%%

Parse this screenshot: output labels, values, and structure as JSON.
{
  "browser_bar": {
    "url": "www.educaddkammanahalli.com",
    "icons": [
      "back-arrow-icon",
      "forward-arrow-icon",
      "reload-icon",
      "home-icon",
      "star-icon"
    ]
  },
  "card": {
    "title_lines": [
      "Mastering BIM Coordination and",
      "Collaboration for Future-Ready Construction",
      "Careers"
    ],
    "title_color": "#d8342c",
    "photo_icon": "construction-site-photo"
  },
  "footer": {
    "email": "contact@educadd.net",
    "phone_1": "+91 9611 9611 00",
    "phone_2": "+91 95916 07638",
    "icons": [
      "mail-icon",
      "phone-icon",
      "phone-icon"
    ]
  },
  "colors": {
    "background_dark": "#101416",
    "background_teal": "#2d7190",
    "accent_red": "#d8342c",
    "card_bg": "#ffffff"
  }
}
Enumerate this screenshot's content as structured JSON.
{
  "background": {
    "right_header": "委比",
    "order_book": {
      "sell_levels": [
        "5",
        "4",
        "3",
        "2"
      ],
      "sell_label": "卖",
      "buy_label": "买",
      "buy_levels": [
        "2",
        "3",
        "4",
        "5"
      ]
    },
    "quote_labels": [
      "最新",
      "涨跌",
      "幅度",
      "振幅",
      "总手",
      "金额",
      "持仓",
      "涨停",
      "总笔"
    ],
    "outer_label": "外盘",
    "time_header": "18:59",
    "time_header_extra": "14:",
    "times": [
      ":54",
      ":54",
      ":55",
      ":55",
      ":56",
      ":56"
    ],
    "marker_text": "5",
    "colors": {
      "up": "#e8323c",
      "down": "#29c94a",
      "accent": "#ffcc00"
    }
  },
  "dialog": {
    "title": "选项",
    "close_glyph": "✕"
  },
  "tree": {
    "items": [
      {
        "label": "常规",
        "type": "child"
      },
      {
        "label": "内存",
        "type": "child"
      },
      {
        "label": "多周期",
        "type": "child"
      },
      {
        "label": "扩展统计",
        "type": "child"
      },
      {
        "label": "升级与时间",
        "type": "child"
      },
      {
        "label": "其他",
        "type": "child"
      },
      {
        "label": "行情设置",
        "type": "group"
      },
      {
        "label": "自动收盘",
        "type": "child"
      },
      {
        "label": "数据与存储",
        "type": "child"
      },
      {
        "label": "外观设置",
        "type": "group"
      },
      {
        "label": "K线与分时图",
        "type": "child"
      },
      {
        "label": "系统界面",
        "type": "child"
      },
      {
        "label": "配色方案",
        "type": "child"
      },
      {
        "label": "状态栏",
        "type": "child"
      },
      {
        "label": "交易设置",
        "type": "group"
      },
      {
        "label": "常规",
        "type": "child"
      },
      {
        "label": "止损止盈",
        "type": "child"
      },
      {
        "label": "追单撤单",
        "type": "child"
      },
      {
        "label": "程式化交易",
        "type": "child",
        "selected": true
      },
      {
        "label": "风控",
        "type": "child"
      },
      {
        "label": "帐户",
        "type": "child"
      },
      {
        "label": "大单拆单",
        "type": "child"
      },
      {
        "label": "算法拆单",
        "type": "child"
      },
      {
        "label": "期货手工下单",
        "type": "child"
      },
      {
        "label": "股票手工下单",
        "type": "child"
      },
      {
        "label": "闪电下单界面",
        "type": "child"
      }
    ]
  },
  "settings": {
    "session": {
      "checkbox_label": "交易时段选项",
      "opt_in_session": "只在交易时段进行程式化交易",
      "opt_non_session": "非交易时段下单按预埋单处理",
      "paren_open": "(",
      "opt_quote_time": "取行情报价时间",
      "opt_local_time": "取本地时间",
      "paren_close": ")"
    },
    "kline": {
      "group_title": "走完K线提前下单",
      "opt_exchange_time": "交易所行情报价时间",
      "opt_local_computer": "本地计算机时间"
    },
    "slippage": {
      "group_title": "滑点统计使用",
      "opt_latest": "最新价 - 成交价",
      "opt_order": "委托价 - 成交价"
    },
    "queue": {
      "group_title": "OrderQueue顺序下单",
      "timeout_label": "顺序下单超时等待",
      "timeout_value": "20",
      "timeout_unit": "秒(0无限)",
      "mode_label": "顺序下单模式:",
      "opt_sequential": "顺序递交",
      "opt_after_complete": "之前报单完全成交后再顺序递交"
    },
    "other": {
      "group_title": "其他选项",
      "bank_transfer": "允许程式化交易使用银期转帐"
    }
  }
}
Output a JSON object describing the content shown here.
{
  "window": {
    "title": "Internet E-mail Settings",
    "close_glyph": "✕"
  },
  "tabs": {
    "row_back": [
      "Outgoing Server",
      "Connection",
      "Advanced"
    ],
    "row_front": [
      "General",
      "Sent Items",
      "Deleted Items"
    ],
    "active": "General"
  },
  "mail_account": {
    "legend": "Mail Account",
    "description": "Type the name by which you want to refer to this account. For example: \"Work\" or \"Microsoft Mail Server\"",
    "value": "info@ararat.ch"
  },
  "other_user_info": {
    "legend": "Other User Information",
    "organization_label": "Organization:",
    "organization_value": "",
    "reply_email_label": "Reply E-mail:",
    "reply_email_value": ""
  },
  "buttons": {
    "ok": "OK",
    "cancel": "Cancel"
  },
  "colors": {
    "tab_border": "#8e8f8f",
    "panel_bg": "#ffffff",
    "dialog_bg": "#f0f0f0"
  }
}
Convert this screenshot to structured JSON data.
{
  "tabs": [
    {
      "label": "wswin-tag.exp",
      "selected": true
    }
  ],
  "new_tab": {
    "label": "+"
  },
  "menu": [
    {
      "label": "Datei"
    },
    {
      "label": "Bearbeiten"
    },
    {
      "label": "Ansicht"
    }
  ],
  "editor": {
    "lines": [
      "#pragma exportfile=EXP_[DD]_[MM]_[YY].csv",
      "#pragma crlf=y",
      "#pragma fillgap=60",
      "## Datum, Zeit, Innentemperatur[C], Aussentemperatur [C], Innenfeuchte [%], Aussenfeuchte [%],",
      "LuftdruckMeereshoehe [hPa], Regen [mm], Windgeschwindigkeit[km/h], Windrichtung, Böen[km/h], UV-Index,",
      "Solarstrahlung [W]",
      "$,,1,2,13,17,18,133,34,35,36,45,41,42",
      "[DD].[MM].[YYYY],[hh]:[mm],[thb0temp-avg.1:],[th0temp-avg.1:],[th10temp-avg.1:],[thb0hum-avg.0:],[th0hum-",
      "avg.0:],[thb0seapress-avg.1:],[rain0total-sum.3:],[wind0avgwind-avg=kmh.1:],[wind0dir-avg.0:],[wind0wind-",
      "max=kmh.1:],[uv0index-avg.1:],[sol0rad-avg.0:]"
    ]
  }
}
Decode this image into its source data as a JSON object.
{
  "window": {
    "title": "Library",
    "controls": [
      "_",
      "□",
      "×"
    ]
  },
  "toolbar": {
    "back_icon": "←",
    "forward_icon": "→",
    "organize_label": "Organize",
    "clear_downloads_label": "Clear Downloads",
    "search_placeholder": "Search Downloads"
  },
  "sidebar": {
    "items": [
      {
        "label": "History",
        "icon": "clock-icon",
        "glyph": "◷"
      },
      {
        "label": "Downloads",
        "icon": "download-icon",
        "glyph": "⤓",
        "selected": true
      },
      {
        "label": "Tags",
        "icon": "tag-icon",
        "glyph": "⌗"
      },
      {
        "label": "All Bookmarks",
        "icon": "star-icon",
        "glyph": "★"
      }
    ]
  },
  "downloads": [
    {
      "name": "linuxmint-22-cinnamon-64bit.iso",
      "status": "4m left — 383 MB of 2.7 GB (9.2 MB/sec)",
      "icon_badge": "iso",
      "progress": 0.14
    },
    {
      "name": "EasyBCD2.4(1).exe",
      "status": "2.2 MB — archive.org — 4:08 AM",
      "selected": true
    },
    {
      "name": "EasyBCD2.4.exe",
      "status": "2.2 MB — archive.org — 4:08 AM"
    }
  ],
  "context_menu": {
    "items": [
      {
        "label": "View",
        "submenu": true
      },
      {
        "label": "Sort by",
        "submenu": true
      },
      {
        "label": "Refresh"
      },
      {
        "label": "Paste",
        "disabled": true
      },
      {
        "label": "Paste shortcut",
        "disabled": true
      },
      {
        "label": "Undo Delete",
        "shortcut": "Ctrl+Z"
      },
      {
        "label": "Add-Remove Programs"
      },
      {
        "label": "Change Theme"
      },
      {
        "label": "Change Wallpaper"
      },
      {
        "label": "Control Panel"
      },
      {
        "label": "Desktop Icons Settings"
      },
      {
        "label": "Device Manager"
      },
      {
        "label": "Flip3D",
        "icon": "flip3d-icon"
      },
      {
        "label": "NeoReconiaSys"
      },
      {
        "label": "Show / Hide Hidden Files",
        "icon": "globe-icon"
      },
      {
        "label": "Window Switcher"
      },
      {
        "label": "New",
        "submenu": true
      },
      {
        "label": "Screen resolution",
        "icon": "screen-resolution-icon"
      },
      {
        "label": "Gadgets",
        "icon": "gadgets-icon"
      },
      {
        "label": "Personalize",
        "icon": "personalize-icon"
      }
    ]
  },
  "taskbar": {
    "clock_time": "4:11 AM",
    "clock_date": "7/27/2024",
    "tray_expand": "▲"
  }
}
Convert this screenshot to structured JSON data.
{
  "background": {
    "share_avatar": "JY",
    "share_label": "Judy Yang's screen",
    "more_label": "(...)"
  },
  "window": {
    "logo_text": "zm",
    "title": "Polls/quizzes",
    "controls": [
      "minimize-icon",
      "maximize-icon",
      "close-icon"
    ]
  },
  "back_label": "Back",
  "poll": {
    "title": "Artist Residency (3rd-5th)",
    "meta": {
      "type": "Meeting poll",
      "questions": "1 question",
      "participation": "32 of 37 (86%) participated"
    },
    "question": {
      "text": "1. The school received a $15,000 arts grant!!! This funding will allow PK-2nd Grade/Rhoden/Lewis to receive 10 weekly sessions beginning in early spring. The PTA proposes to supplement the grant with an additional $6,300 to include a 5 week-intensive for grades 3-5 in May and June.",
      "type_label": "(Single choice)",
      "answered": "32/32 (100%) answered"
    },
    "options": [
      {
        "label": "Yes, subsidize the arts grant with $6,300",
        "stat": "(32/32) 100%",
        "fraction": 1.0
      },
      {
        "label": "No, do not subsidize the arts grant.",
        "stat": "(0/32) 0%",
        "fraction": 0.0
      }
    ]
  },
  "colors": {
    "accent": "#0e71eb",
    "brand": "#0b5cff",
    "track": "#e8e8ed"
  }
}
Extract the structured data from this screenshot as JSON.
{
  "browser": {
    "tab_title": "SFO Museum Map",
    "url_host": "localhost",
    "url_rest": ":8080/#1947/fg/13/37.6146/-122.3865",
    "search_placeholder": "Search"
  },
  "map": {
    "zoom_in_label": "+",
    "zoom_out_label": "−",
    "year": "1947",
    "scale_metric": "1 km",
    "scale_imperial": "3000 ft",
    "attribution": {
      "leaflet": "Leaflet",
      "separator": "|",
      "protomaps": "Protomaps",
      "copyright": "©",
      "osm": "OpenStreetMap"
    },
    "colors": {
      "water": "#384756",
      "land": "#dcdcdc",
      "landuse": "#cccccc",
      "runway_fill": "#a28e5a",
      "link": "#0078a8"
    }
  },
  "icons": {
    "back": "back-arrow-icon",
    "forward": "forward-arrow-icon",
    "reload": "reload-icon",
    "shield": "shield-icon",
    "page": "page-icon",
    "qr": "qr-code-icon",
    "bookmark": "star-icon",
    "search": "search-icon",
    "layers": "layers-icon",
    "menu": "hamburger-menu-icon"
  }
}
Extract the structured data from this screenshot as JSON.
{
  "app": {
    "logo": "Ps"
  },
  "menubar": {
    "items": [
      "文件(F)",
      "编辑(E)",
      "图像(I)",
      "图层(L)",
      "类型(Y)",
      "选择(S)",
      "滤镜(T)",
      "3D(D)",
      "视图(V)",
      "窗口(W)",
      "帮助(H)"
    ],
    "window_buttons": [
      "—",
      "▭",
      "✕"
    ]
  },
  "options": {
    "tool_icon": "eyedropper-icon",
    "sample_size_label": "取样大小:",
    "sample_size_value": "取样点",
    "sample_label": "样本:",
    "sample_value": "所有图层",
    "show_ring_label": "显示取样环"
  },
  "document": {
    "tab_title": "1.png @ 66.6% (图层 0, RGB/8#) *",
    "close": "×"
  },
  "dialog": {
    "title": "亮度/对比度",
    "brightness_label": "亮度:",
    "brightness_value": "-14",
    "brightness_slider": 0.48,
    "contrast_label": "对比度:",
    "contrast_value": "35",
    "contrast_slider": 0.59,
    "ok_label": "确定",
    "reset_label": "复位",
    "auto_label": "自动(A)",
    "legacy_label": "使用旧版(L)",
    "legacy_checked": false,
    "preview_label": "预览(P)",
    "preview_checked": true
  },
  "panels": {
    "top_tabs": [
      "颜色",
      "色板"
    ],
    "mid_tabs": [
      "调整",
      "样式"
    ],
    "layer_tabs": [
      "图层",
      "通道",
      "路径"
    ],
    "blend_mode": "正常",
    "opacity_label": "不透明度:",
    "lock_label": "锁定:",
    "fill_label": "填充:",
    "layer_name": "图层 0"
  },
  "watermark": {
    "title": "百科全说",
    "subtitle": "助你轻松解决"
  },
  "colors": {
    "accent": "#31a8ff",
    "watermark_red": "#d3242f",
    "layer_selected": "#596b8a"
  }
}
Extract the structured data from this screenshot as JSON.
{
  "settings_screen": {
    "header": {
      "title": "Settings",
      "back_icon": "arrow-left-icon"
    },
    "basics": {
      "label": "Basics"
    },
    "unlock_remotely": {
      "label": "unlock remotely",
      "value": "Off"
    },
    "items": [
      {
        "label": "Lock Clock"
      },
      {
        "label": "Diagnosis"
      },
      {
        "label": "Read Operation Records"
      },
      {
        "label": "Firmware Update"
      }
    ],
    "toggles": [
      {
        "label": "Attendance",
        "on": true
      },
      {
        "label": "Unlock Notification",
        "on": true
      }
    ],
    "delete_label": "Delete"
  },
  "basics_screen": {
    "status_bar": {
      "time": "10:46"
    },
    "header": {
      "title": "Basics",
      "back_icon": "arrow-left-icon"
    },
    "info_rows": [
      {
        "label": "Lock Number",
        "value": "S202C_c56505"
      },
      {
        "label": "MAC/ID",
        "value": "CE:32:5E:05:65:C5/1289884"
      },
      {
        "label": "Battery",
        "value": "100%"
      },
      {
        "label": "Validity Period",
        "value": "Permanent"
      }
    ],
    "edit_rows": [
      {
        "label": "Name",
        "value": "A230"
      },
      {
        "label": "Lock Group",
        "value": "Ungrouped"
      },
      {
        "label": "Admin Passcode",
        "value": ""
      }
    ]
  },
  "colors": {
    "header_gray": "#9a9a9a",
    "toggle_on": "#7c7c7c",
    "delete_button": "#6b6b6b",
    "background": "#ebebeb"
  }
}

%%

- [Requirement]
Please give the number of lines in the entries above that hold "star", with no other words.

- [The completed task]
3